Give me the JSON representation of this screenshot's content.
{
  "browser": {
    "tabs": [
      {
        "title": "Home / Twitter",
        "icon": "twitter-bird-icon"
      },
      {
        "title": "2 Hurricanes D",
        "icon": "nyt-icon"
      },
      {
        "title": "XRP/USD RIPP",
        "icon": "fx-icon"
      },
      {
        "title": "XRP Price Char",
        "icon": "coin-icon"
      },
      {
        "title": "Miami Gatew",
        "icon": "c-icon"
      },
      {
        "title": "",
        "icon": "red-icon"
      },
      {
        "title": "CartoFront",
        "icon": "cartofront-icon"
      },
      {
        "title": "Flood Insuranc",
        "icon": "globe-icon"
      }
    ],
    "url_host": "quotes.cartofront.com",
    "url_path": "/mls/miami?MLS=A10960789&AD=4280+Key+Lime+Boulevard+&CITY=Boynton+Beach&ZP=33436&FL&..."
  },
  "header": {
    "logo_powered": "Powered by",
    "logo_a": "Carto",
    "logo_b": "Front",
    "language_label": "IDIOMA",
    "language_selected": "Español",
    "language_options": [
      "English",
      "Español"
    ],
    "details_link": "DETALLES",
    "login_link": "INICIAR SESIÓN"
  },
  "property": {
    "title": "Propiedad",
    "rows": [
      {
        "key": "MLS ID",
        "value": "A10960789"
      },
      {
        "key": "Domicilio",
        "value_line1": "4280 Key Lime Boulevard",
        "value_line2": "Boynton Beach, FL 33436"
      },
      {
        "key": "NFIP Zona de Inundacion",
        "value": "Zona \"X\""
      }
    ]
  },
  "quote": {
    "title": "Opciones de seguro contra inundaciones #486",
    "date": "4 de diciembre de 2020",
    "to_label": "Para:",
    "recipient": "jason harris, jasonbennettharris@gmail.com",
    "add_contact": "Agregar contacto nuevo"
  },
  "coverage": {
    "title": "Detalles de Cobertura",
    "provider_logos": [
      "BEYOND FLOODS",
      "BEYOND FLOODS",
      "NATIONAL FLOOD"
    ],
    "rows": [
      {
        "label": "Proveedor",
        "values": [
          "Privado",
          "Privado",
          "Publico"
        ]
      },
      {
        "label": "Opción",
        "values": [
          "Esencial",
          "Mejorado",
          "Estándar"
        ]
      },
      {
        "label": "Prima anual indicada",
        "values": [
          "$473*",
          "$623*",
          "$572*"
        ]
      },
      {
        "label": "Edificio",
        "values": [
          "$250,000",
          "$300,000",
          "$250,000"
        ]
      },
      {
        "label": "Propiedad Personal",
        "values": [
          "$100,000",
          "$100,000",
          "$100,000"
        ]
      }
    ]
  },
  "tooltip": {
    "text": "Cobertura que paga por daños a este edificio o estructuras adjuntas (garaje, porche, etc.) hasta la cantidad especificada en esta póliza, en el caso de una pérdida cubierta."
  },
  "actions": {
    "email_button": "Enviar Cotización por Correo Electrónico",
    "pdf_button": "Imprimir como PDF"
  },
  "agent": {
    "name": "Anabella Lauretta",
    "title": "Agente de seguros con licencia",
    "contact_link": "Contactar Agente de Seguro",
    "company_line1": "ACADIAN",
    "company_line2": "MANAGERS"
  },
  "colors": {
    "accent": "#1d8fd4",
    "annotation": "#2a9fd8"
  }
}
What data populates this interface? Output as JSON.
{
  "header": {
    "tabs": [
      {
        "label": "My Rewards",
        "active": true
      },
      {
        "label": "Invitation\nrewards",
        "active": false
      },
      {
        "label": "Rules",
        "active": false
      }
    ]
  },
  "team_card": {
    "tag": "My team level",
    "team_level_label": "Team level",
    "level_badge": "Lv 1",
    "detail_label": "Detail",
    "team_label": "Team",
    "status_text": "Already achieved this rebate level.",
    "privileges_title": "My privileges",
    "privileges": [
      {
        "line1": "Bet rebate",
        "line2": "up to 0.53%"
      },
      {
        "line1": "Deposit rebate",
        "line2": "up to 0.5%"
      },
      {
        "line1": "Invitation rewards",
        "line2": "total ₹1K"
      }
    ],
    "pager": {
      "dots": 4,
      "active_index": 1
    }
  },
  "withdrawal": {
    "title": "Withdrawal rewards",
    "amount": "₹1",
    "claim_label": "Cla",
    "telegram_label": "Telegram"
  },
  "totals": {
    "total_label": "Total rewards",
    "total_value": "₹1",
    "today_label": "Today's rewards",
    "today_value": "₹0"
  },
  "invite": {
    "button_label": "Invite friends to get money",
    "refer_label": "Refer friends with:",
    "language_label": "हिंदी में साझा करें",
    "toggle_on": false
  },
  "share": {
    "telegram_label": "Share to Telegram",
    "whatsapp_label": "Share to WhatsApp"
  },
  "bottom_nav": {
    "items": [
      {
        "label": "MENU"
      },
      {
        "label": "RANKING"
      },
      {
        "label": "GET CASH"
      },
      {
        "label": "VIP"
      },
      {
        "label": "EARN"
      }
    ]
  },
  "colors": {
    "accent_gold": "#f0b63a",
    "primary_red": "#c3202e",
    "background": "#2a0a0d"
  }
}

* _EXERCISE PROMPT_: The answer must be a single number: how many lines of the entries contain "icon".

* _ANSWER TO THIS PROBLEM_: 8